The task: Output the listing below exactly, minus its images.
⁂
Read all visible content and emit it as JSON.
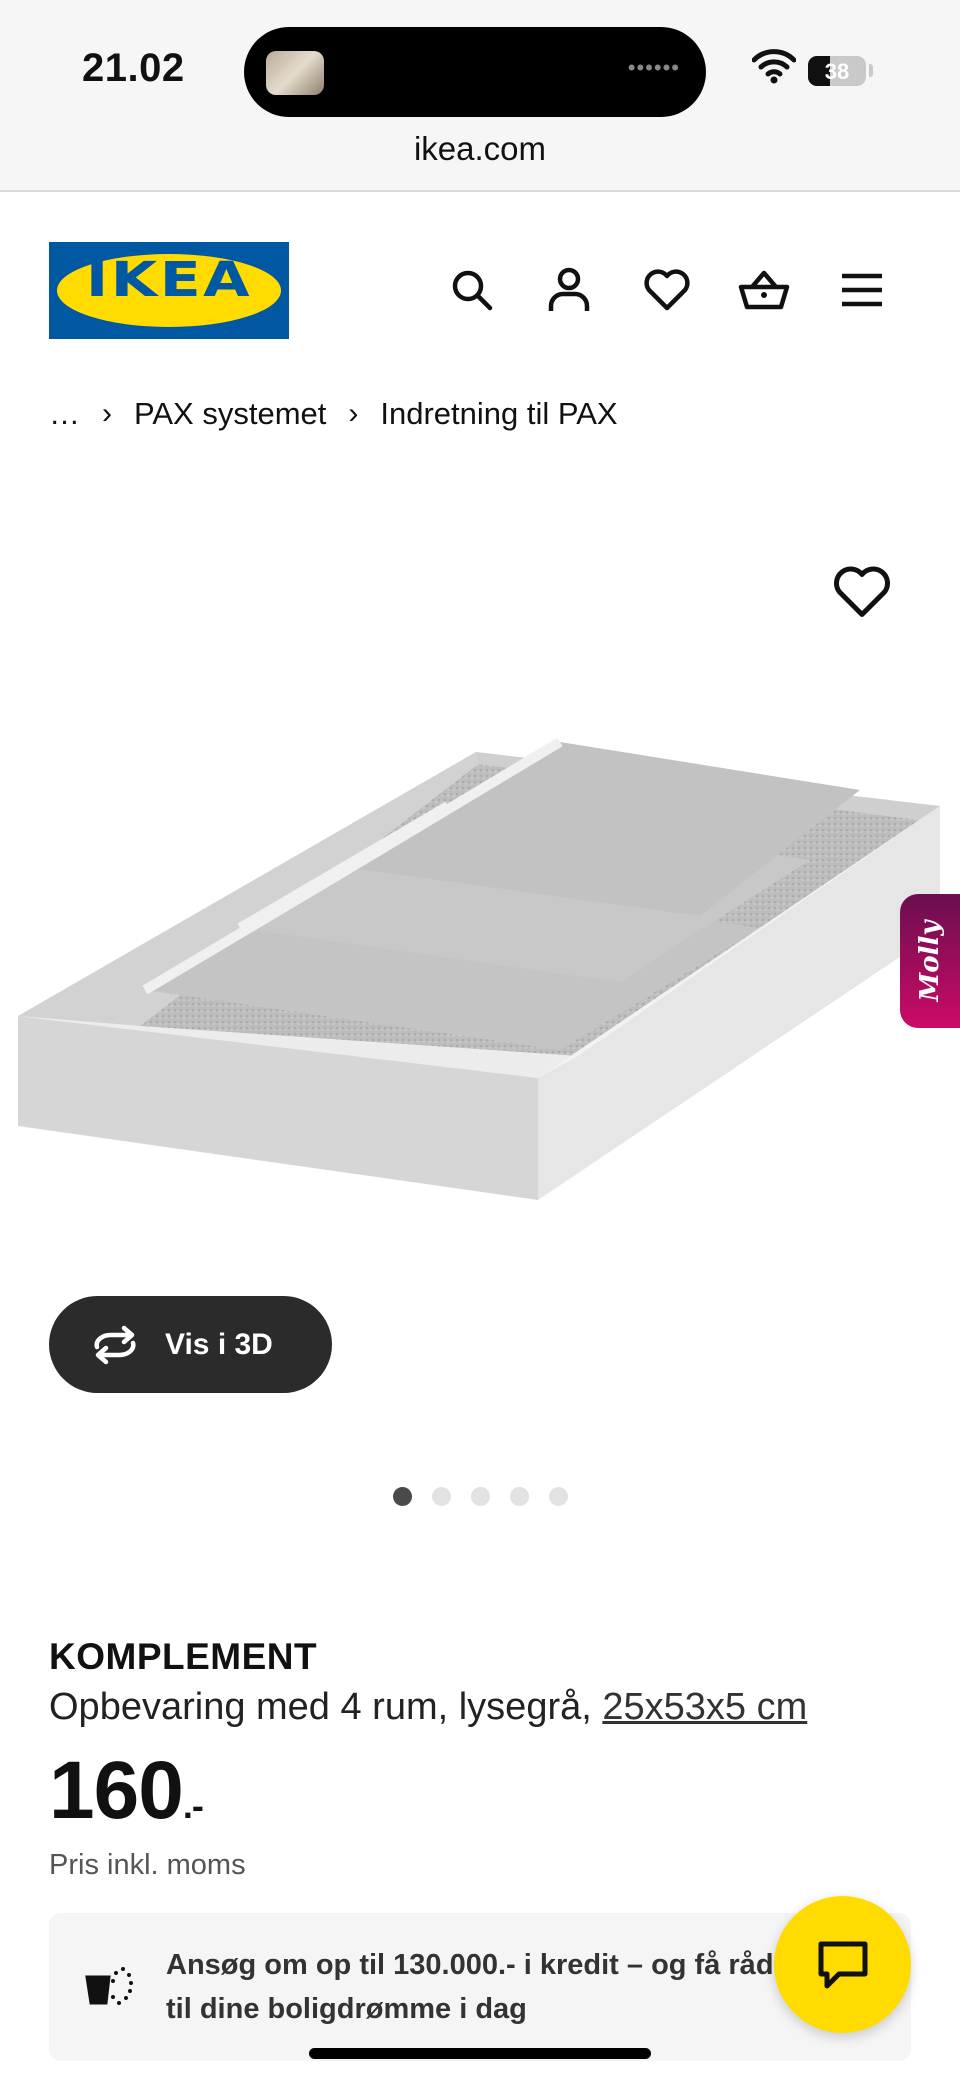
{
  "status_bar": {
    "time": "21.02",
    "battery": "38",
    "battery_level": 0.38,
    "island_dots": "••••••"
  },
  "browser": {
    "url": "ikea.com"
  },
  "header": {
    "logo_text": "IKEA",
    "logo_registered": "®",
    "icons": [
      "search-icon",
      "account-icon",
      "heart-icon",
      "basket-icon",
      "menu-icon"
    ]
  },
  "breadcrumb": {
    "items": [
      "…",
      "PAX systemet",
      "Indretning til PAX"
    ],
    "separator": "›"
  },
  "product": {
    "gallery": {
      "button_3d": "Vis i 3D",
      "image_count": 5,
      "active_index": 0
    },
    "name": "KOMPLEMENT",
    "description": "Opbevaring med 4 rum, lysegrå, ",
    "size_link": "25x53x5 cm",
    "price": "160",
    "price_suffix": ".-",
    "price_note": "Pris inkl. moms"
  },
  "molly": {
    "label": "Molly"
  },
  "credit_banner": {
    "text": "Ansøg om op til 130.000.- i kredit – og få råd til dine boligdrømme i dag"
  },
  "colors": {
    "ikea_blue": "#0058a3",
    "ikea_yellow": "#ffdb00",
    "dark_button": "#2b2b2b",
    "molly_gradient_start": "#6a0f4e",
    "molly_gradient_end": "#cc0a67"
  }
}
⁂
Response for this exercise:
Read all visible content and emit it as JSON.
{
  "status_bar": {
    "time": "21.02",
    "battery": "38",
    "battery_level": 0.38,
    "island_dots": "••••••"
  },
  "browser": {
    "url": "ikea.com"
  },
  "header": {
    "logo_text": "IKEA",
    "logo_registered": "®",
    "icons": [
      "search-icon",
      "account-icon",
      "heart-icon",
      "basket-icon",
      "menu-icon"
    ]
  },
  "breadcrumb": {
    "items": [
      "…",
      "PAX systemet",
      "Indretning til PAX"
    ],
    "separator": "›"
  },
  "product": {
    "gallery": {
      "button_3d": "Vis i 3D",
      "image_count": 5,
      "active_index": 0
    },
    "name": "KOMPLEMENT",
    "description": "Opbevaring med 4 rum, lysegrå, ",
    "size_link": "25x53x5 cm",
    "price": "160",
    "price_suffix": ".-",
    "price_note": "Pris inkl. moms"
  },
  "molly": {
    "label": "Molly"
  },
  "credit_banner": {
    "text": "Ansøg om op til 130.000.- i kredit – og få råd til dine boligdrømme i dag"
  },
  "colors": {
    "ikea_blue": "#0058a3",
    "ikea_yellow": "#ffdb00",
    "dark_button": "#2b2b2b",
    "molly_gradient_start": "#6a0f4e",
    "molly_gradient_end": "#cc0a67"
  }
}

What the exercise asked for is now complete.